:: Source information ::
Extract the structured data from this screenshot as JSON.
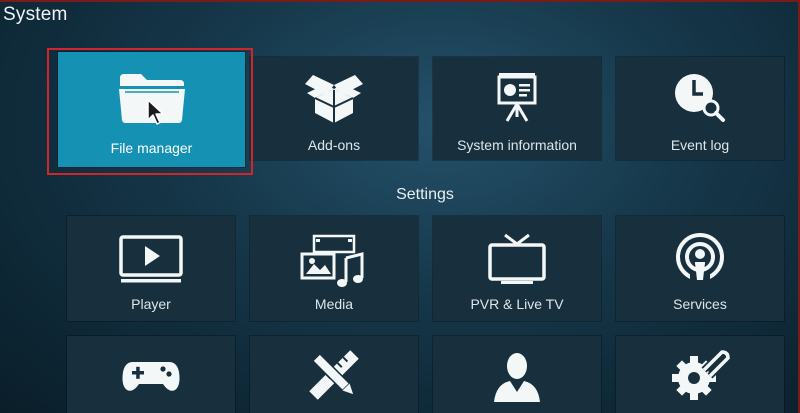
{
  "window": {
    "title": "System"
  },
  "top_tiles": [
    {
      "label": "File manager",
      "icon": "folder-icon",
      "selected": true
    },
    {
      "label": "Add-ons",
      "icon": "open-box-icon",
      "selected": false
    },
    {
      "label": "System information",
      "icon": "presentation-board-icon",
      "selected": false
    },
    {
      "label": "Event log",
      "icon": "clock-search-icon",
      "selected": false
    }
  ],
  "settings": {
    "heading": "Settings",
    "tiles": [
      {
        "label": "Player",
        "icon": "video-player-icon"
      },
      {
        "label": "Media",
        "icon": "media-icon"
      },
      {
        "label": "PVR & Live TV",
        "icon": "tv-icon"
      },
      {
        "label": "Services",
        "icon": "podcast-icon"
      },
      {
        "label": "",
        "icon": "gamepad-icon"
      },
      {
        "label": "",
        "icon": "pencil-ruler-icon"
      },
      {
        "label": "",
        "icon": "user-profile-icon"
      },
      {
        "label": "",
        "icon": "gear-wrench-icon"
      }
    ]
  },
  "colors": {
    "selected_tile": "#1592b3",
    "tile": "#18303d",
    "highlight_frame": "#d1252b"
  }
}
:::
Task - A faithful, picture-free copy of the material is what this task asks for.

Expected output -
Extract the structured data from this screenshot as JSON.
{
  "window": {
    "title": "System"
  },
  "top_tiles": [
    {
      "label": "File manager",
      "icon": "folder-icon",
      "selected": true
    },
    {
      "label": "Add-ons",
      "icon": "open-box-icon",
      "selected": false
    },
    {
      "label": "System information",
      "icon": "presentation-board-icon",
      "selected": false
    },
    {
      "label": "Event log",
      "icon": "clock-search-icon",
      "selected": false
    }
  ],
  "settings": {
    "heading": "Settings",
    "tiles": [
      {
        "label": "Player",
        "icon": "video-player-icon"
      },
      {
        "label": "Media",
        "icon": "media-icon"
      },
      {
        "label": "PVR & Live TV",
        "icon": "tv-icon"
      },
      {
        "label": "Services",
        "icon": "podcast-icon"
      },
      {
        "label": "",
        "icon": "gamepad-icon"
      },
      {
        "label": "",
        "icon": "pencil-ruler-icon"
      },
      {
        "label": "",
        "icon": "user-profile-icon"
      },
      {
        "label": "",
        "icon": "gear-wrench-icon"
      }
    ]
  },
  "colors": {
    "selected_tile": "#1592b3",
    "tile": "#18303d",
    "highlight_frame": "#d1252b"
  }
}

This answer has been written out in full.